Big news: We are expecting our first baby in February!
When Colin and I first started talking about TTC, I got some serious PCOS anxiety. No matter how well-informed you are, the emotional reality of TTC with PCOS can be a bit heavy.
I wanted to stay positive and manage my stress so I took my own advice: started focusing on taking action.
You see, the best way to move out of the painful cycles of wondering and worrying is to start taking some simple actions. The five steps below helped me transform from a worried PCOS patient to an empowered mother-to-be.
My hope is that by sharing my experiences you will feel empowered create a preconception action plan of your own!
The first steps to take when TTC with PCOS
Step one: Refocus your fitness goals.

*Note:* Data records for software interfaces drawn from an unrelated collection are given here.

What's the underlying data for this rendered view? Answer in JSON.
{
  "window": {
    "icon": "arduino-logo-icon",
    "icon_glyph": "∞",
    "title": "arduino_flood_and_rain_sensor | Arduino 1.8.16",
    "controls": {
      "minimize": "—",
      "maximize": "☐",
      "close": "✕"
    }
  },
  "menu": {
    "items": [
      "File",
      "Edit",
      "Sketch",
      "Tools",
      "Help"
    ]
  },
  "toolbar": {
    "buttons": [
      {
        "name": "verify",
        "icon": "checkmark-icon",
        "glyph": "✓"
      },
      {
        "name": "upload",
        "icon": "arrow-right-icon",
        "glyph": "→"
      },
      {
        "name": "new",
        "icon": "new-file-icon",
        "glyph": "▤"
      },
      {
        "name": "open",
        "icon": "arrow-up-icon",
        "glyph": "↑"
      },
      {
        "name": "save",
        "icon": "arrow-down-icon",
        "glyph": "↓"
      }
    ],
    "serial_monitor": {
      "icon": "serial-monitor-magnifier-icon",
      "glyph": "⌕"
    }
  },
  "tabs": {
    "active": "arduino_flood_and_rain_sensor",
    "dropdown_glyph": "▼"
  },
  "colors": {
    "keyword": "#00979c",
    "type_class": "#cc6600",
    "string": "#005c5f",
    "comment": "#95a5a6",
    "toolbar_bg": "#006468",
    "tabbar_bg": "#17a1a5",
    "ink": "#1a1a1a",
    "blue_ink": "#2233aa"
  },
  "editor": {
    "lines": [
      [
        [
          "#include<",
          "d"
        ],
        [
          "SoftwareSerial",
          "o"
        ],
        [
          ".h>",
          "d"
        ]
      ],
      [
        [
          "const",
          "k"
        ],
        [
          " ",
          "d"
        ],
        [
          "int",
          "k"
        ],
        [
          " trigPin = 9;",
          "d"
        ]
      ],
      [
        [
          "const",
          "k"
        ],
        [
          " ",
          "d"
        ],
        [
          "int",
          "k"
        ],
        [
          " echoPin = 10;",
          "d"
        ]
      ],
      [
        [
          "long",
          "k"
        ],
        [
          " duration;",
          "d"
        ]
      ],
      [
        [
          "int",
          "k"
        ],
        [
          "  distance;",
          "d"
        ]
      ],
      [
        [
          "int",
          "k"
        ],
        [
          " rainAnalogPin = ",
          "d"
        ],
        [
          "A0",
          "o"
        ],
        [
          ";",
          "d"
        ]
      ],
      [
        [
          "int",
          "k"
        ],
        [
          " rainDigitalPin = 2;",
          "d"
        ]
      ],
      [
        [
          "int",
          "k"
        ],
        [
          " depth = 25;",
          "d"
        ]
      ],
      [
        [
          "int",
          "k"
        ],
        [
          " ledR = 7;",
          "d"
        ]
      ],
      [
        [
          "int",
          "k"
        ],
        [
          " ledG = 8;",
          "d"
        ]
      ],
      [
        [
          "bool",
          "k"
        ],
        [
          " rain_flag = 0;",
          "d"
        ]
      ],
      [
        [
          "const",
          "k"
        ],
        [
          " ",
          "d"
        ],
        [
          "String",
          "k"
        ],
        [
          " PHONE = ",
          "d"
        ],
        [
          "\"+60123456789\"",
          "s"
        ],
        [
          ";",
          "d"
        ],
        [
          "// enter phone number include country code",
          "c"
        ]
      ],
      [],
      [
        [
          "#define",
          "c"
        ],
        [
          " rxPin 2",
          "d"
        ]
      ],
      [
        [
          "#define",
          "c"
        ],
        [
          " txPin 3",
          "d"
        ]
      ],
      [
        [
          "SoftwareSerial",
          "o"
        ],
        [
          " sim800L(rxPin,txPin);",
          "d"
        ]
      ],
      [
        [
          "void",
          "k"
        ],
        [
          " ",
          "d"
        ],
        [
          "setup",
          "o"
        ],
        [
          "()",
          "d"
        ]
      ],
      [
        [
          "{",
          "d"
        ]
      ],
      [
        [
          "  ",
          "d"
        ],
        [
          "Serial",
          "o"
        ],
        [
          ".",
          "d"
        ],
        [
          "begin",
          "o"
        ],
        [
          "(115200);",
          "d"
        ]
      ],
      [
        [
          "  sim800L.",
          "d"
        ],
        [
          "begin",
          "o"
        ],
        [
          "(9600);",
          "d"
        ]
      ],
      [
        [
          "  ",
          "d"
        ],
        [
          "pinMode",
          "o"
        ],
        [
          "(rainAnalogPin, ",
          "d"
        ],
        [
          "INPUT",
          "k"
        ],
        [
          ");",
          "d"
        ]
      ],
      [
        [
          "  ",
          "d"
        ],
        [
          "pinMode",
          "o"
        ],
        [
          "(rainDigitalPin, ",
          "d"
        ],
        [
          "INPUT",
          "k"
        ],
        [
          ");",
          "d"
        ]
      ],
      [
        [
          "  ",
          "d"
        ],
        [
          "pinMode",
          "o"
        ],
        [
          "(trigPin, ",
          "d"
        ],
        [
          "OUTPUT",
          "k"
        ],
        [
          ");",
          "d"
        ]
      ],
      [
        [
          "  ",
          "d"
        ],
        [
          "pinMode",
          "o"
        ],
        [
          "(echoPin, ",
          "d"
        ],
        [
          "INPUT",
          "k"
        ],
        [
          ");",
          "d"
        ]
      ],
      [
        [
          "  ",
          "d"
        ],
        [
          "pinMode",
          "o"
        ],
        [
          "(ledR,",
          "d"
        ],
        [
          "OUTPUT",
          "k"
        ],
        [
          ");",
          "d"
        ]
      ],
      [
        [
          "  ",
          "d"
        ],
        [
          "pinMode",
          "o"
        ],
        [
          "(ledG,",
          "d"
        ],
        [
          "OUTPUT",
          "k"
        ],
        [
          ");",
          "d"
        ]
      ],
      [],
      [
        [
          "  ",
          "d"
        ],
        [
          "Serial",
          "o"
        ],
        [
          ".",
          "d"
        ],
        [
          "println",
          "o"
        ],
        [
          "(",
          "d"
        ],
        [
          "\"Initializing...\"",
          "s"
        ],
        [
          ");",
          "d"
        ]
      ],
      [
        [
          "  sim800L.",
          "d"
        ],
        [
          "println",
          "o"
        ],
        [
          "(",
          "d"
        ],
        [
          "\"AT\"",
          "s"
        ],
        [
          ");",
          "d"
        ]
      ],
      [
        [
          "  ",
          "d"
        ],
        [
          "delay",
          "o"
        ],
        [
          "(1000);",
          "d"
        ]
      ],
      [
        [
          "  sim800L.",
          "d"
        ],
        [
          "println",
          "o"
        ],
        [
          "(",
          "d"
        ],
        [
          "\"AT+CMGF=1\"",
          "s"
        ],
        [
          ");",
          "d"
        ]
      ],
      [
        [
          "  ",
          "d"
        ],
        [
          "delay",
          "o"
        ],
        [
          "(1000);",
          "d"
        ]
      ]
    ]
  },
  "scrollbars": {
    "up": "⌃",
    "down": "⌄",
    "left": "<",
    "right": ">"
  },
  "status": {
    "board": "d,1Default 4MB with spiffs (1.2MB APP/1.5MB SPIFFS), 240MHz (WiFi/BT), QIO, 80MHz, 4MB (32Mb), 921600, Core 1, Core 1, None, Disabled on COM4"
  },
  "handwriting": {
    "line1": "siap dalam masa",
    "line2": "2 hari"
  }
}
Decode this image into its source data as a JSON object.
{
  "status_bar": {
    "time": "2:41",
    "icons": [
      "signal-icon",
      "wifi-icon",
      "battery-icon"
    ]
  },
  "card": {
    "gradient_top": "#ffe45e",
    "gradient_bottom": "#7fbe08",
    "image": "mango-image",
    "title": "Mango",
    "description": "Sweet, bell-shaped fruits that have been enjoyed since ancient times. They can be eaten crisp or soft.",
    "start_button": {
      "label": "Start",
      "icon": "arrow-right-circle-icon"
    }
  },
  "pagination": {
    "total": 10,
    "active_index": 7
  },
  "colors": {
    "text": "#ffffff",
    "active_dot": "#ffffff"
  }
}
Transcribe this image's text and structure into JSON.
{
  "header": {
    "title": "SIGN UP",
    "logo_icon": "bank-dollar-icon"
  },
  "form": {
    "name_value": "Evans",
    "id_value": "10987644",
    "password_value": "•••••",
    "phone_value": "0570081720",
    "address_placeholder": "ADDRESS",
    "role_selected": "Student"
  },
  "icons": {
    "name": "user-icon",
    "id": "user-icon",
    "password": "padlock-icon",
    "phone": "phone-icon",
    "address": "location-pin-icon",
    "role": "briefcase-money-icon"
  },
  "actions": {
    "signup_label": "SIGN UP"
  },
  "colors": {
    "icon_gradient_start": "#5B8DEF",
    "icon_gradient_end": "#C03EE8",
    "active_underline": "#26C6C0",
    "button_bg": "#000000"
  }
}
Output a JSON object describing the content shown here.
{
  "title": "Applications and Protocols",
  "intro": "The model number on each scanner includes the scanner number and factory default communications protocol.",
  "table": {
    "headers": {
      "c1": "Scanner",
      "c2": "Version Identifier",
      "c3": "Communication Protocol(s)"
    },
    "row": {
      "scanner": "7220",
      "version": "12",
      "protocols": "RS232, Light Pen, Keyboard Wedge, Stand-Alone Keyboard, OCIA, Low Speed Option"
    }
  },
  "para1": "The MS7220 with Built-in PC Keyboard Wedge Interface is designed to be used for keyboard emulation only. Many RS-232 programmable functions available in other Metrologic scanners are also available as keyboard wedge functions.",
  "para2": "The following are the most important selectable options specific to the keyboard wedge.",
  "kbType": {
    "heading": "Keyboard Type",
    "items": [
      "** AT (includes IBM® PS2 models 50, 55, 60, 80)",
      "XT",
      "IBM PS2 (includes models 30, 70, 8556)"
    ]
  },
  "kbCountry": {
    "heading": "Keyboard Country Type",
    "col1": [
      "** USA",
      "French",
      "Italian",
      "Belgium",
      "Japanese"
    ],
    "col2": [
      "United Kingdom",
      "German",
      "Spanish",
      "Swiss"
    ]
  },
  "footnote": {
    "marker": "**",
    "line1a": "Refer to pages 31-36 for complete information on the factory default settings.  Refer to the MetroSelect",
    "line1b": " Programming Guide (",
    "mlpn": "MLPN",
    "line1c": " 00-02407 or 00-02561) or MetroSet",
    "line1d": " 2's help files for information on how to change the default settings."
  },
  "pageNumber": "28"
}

- It’s best to learn your way around the gym before you become pregnant. Consider starting a workout program. Women who are more fit have healthier babies and shorter labor (Shorter labor?! Yes, Please!!)
- Have you been pretty relaxed with your diet lately? Now is the time to fine tune your nutrition! As fertility specialist Dr. Marc Kalan told us, “maintaining a BMI below 30, ideally, a BMI of 25, will make becoming pregnant and having a healthy pregnancy much easier.”
Step Two: Track your cycles
- I used the fertility app Glow, to track my cycles and it was so easy!
- It’s helpful to have few months of your cycle tracked when you have your preconception appointment with a Gynecologist.
Step Three: Schedule a Preconception Check-up (for you & your partner)
- Even if you are just thinking about TTC, schedule a preconception check up with your health care provider now. When PCOS is part of the picture, it is best to be proactive about your fertility. One appointment with your physician could spare you months of TTC without success. Plus your physician can screen you for any additional complications.
- Be your own advocate, by reminding your physician that you have PCOS and are at risk for diabetes, cardiovascular and thyroid issues.
- A few blood test that you will want to inquire about are HgbA1c, Free Testosterone, blood urea nitrogen (BUN), ALT, C-reactive protein (CRP), full thyroid panel, B-12 and Vitamin D levels.
- Schedule a check-up for your partner too, healthy parents make healthy babies!
Step Four: Audit your supplements
- Switch to a prenatal vitamin.
- The March of Dimes recommends that expectant moms get 200 milligrams of DHA each day. DHA is an acid found in fish oil and other Omega-3 rich foods. If you decided to take fish oil select a small bottle of high-quality Fish oil that had been independently tested for quality.
- Do not buy more fish oil than what you can use in a month or two because fish oil can go bad. You can keep it in the fridge or freezer to extend freshness.
- Check to make sure that every supplement you’re taking is approved for use in pregnant women.
- Regardless of your family plans, I recommend only using supplements that have been in dependently tested for quality. Look for NSF or GMP seal on the bottle or check your products at ConsumerLab.com.
Step Five: Get support
- TTC, when you have PCOS, can feel pretty overwhelming. There is no reason you should go through this alone! Reach out to a friend you can relate to, or find a support group so that you have somewhere to share your concerns and feel heard.
- Go onlline to find support. The advocacey group PCOS Challenge hosts several fetility related forums.